=== Information provided ===

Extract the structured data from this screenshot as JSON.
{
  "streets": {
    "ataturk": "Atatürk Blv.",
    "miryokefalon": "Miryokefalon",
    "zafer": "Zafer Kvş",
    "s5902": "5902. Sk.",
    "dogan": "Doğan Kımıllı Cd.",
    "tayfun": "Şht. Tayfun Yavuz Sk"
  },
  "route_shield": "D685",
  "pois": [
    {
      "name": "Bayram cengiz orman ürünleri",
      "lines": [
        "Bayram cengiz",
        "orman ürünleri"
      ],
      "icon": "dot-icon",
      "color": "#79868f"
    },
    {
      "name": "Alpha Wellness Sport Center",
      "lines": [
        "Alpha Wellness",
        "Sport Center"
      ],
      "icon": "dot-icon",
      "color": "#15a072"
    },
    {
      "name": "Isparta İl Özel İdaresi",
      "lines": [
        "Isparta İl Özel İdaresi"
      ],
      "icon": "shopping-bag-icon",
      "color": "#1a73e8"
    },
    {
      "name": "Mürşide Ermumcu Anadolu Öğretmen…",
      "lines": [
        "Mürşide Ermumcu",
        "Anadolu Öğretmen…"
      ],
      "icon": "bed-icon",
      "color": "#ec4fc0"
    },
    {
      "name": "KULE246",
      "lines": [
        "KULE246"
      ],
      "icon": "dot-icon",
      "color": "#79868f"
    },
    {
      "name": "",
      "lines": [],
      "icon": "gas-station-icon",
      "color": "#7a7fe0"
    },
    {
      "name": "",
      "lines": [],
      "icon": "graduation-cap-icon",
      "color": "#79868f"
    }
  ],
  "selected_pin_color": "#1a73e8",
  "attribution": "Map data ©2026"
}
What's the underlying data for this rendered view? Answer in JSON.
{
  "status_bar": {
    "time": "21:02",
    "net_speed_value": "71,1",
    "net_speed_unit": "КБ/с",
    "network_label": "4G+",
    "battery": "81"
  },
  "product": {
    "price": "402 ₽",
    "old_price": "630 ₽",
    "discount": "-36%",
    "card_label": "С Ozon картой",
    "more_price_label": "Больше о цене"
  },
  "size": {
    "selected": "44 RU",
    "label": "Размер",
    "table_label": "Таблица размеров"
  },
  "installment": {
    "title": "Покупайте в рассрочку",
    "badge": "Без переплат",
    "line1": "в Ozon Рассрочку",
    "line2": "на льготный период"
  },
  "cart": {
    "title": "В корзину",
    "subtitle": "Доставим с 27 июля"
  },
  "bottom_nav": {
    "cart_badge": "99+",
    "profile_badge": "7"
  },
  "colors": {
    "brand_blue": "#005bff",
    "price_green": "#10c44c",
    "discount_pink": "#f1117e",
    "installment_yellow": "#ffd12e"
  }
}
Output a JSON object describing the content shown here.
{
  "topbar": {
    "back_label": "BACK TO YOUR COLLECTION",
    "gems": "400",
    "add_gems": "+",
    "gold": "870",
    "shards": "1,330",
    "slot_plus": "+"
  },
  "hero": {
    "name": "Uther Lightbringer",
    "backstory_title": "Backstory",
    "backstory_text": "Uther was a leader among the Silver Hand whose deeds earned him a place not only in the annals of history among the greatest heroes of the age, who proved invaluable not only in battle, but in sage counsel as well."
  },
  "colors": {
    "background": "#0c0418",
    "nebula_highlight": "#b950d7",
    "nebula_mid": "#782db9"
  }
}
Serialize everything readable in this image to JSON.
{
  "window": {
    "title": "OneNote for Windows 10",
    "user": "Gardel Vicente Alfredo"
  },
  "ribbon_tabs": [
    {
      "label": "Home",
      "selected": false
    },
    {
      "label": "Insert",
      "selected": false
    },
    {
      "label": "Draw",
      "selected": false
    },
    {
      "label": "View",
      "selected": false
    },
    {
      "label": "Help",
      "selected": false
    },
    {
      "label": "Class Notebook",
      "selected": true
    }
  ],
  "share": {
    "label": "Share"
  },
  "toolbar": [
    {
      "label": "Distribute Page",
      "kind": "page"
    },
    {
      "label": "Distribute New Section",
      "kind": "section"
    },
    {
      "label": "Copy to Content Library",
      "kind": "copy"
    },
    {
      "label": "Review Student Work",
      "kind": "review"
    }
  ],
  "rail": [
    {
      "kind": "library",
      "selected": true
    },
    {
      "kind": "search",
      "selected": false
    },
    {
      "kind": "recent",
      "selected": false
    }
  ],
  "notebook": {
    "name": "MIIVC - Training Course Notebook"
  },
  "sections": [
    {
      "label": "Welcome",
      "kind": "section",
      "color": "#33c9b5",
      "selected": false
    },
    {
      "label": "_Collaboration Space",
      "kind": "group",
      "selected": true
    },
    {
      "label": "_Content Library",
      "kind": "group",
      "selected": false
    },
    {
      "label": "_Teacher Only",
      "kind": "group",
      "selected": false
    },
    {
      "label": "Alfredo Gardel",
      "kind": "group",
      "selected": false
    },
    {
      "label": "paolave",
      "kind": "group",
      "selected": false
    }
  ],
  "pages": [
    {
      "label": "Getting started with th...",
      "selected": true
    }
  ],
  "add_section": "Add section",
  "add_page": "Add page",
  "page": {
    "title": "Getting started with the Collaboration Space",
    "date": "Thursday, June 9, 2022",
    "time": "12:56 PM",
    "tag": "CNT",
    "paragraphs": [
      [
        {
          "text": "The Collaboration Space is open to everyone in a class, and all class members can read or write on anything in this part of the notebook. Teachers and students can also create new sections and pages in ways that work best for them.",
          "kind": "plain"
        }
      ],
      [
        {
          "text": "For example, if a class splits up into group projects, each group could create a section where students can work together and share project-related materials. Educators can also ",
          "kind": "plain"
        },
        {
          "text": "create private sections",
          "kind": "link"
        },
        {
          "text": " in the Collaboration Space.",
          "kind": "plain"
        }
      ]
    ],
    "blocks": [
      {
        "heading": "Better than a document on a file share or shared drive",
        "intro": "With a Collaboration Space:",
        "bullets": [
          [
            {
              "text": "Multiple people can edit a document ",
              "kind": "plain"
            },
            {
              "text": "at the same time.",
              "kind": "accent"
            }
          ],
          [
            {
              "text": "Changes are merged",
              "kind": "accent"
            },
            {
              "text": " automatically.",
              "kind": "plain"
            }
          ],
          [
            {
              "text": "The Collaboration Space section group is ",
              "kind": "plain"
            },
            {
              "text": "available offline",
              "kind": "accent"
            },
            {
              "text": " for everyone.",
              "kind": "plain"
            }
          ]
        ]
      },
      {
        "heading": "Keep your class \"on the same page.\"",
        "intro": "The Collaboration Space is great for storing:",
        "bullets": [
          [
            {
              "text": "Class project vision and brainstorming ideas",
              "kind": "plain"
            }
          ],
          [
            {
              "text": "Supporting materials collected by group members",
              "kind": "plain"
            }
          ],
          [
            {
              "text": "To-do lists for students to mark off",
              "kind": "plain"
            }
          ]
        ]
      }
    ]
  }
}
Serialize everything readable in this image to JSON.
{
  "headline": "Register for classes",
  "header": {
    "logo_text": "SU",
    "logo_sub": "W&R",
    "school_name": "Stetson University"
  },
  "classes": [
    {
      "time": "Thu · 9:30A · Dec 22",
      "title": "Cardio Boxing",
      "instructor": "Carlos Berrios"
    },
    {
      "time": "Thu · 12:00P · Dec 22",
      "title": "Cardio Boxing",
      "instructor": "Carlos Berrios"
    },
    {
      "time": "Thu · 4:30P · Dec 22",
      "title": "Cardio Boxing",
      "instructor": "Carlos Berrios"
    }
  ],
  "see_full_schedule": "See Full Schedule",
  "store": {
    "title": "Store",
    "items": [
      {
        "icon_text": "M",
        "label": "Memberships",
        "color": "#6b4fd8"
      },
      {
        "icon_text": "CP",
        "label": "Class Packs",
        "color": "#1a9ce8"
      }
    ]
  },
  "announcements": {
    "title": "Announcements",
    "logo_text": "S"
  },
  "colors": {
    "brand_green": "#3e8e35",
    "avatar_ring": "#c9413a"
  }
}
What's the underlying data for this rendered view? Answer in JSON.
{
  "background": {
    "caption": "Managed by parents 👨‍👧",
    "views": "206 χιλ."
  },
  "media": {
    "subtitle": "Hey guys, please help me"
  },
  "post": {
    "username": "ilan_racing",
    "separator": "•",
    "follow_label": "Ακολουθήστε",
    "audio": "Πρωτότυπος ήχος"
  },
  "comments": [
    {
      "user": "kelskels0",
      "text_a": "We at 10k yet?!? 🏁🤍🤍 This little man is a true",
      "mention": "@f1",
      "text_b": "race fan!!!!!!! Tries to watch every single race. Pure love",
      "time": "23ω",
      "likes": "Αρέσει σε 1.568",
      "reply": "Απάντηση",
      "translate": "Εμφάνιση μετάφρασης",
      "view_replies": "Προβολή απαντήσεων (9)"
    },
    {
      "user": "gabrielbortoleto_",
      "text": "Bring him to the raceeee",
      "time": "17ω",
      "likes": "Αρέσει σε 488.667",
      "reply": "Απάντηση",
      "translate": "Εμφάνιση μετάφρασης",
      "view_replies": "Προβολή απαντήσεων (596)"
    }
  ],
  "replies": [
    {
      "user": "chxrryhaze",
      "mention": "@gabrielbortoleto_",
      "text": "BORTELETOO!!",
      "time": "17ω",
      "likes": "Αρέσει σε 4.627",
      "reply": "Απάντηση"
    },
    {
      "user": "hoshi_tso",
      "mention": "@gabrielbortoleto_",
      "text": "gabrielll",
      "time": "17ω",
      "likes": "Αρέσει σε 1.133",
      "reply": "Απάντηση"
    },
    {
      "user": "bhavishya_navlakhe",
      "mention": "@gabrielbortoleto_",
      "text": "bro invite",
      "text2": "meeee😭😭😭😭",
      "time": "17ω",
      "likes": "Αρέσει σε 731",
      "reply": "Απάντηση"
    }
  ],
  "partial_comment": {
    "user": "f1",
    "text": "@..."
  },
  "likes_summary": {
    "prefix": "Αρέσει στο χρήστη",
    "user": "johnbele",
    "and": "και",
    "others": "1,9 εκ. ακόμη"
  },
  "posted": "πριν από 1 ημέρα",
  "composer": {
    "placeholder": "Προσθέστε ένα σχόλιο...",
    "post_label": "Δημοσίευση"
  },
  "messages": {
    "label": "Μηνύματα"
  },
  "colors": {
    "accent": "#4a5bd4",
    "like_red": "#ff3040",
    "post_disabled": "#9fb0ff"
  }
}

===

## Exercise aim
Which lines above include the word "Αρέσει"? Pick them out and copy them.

## Result
      "likes": "Αρέσει σε 1.568",
      "likes": "Αρέσει σε 488.667",
      "likes": "Αρέσει σε 4.627",
      "likes": "Αρέσει σε 1.133",
      "likes": "Αρέσει σε 731",
    "prefix": "Αρέσει στο χρήστη",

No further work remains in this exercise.